Print, exactly and completely, every entry in the data.

*Dataset content:*
• • •

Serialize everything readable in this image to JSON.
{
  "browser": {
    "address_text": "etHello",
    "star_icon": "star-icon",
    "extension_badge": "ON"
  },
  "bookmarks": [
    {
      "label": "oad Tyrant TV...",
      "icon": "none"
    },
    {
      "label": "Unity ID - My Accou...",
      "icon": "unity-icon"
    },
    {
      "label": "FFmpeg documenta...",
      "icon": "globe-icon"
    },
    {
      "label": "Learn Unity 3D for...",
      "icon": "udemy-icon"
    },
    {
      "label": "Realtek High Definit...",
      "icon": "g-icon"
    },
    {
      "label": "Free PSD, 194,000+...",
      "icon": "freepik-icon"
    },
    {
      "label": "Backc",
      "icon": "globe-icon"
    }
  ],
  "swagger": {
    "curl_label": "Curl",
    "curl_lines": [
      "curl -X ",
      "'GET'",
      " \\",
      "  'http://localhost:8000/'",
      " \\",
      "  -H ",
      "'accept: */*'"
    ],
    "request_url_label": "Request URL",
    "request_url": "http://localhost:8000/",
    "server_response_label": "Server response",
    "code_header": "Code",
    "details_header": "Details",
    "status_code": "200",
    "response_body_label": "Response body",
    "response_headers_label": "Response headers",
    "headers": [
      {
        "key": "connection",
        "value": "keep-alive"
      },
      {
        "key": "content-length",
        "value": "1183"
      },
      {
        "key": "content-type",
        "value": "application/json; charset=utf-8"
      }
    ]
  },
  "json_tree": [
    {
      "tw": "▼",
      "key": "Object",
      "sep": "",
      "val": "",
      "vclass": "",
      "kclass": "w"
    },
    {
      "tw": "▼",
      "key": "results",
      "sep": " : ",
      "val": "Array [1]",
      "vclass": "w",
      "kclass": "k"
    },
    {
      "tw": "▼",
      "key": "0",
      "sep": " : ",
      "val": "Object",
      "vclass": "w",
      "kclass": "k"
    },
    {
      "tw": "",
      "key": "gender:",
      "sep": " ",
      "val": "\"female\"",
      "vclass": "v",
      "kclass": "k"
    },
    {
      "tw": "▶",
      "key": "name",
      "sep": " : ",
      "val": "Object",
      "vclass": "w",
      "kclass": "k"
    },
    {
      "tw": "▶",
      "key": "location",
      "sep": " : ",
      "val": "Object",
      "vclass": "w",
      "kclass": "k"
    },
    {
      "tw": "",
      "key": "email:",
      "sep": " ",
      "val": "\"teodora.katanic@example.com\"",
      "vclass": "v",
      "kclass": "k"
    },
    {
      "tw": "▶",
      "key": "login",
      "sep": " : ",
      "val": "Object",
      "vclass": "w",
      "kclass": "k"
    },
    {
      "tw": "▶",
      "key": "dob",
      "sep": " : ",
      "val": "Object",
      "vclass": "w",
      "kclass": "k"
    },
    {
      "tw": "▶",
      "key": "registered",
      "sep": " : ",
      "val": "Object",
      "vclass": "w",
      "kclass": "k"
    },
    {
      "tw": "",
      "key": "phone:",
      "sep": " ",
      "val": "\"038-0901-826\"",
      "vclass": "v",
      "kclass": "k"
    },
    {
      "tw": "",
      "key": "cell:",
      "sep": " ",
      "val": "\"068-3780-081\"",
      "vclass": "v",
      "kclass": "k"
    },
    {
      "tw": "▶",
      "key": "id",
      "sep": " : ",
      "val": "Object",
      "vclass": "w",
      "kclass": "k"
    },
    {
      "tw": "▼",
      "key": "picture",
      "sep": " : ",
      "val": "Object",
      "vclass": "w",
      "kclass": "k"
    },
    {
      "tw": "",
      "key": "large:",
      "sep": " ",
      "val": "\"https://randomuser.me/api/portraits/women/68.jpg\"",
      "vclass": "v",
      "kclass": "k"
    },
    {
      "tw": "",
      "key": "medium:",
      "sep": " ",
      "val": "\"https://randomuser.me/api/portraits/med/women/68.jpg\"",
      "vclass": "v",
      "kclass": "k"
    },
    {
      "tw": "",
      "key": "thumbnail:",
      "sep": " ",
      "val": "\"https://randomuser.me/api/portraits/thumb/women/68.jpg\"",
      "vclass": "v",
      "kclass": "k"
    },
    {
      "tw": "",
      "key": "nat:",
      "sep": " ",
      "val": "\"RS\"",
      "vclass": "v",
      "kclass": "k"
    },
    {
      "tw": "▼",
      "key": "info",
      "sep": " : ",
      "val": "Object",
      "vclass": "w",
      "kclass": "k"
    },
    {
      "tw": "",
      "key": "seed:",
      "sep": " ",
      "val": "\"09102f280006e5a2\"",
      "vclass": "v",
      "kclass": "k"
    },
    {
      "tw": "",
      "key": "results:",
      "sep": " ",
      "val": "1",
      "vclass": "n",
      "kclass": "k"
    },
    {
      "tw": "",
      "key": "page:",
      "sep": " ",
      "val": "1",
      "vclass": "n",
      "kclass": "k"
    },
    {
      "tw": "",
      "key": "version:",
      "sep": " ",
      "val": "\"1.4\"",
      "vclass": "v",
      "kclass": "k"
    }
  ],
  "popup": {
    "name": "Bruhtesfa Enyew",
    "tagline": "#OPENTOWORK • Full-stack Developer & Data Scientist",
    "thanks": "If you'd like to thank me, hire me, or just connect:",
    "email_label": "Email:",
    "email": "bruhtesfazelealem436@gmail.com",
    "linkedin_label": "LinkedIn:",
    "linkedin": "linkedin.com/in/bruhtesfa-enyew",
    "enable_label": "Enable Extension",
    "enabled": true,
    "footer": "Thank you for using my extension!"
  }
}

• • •

*Answer box:*
Serialize everything readable in this image to JSON.
{
  "browser": {
    "address_text": "etHello",
    "star_icon": "star-icon",
    "extension_badge": "ON"
  },
  "bookmarks": [
    {
      "label": "oad Tyrant TV...",
      "icon": "none"
    },
    {
      "label": "Unity ID - My Accou...",
      "icon": "unity-icon"
    },
    {
      "label": "FFmpeg documenta...",
      "icon": "globe-icon"
    },
    {
      "label": "Learn Unity 3D for...",
      "icon": "udemy-icon"
    },
    {
      "label": "Realtek High Definit...",
      "icon": "g-icon"
    },
    {
      "label": "Free PSD, 194,000+...",
      "icon": "freepik-icon"
    },
    {
      "label": "Backc",
      "icon": "globe-icon"
    }
  ],
  "swagger": {
    "curl_label": "Curl",
    "curl_lines": [
      "curl -X ",
      "'GET'",
      " \\",
      "  'http://localhost:8000/'",
      " \\",
      "  -H ",
      "'accept: */*'"
    ],
    "request_url_label": "Request URL",
    "request_url": "http://localhost:8000/",
    "server_response_label": "Server response",
    "code_header": "Code",
    "details_header": "Details",
    "status_code": "200",
    "response_body_label": "Response body",
    "response_headers_label": "Response headers",
    "headers": [
      {
        "key": "connection",
        "value": "keep-alive"
      },
      {
        "key": "content-length",
        "value": "1183"
      },
      {
        "key": "content-type",
        "value": "application/json; charset=utf-8"
      }
    ]
  },
  "json_tree": [
    {
      "tw": "▼",
      "key": "Object",
      "sep": "",
      "val": "",
      "vclass": "",
      "kclass": "w"
    },
    {
      "tw": "▼",
      "key": "results",
      "sep": " : ",
      "val": "Array [1]",
      "vclass": "w",
      "kclass": "k"
    },
    {
      "tw": "▼",
      "key": "0",
      "sep": " : ",
      "val": "Object",
      "vclass": "w",
      "kclass": "k"
    },
    {
      "tw": "",
      "key": "gender:",
      "sep": " ",
      "val": "\"female\"",
      "vclass": "v",
      "kclass": "k"
    },
    {
      "tw": "▶",
      "key": "name",
      "sep": " : ",
      "val": "Object",
      "vclass": "w",
      "kclass": "k"
    },
    {
      "tw": "▶",
      "key": "location",
      "sep": " : ",
      "val": "Object",
      "vclass": "w",
      "kclass": "k"
    },
    {
      "tw": "",
      "key": "email:",
      "sep": " ",
      "val": "\"teodora.katanic@example.com\"",
      "vclass": "v",
      "kclass": "k"
    },
    {
      "tw": "▶",
      "key": "login",
      "sep": " : ",
      "val": "Object",
      "vclass": "w",
      "kclass": "k"
    },
    {
      "tw": "▶",
      "key": "dob",
      "sep": " : ",
      "val": "Object",
      "vclass": "w",
      "kclass": "k"
    },
    {
      "tw": "▶",
      "key": "registered",
      "sep": " : ",
      "val": "Object",
      "vclass": "w",
      "kclass": "k"
    },
    {
      "tw": "",
      "key": "phone:",
      "sep": " ",
      "val": "\"038-0901-826\"",
      "vclass": "v",
      "kclass": "k"
    },
    {
      "tw": "",
      "key": "cell:",
      "sep": " ",
      "val": "\"068-3780-081\"",
      "vclass": "v",
      "kclass": "k"
    },
    {
      "tw": "▶",
      "key": "id",
      "sep": " : ",
      "val": "Object",
      "vclass": "w",
      "kclass": "k"
    },
    {
      "tw": "▼",
      "key": "picture",
      "sep": " : ",
      "val": "Object",
      "vclass": "w",
      "kclass": "k"
    },
    {
      "tw": "",
      "key": "large:",
      "sep": " ",
      "val": "\"https://randomuser.me/api/portraits/women/68.jpg\"",
      "vclass": "v",
      "kclass": "k"
    },
    {
      "tw": "",
      "key": "medium:",
      "sep": " ",
      "val": "\"https://randomuser.me/api/portraits/med/women/68.jpg\"",
      "vclass": "v",
      "kclass": "k"
    },
    {
      "tw": "",
      "key": "thumbnail:",
      "sep": " ",
      "val": "\"https://randomuser.me/api/portraits/thumb/women/68.jpg\"",
      "vclass": "v",
      "kclass": "k"
    },
    {
      "tw": "",
      "key": "nat:",
      "sep": " ",
      "val": "\"RS\"",
      "vclass": "v",
      "kclass": "k"
    },
    {
      "tw": "▼",
      "key": "info",
      "sep": " : ",
      "val": "Object",
      "vclass": "w",
      "kclass": "k"
    },
    {
      "tw": "",
      "key": "seed:",
      "sep": " ",
      "val": "\"09102f280006e5a2\"",
      "vclass": "v",
      "kclass": "k"
    },
    {
      "tw": "",
      "key": "results:",
      "sep": " ",
      "val": "1",
      "vclass": "n",
      "kclass": "k"
    },
    {
      "tw": "",
      "key": "page:",
      "sep": " ",
      "val": "1",
      "vclass": "n",
      "kclass": "k"
    },
    {
      "tw": "",
      "key": "version:",
      "sep": " ",
      "val": "\"1.4\"",
      "vclass": "v",
      "kclass": "k"
    }
  ],
  "popup": {
    "name": "Bruhtesfa Enyew",
    "tagline": "#OPENTOWORK • Full-stack Developer & Data Scientist",
    "thanks": "If you'd like to thank me, hire me, or just connect:",
    "email_label": "Email:",
    "email": "bruhtesfazelealem436@gmail.com",
    "linkedin_label": "LinkedIn:",
    "linkedin": "linkedin.com/in/bruhtesfa-enyew",
    "enable_label": "Enable Extension",
    "enabled": true,
    "footer": "Thank you for using my extension!"
  }
}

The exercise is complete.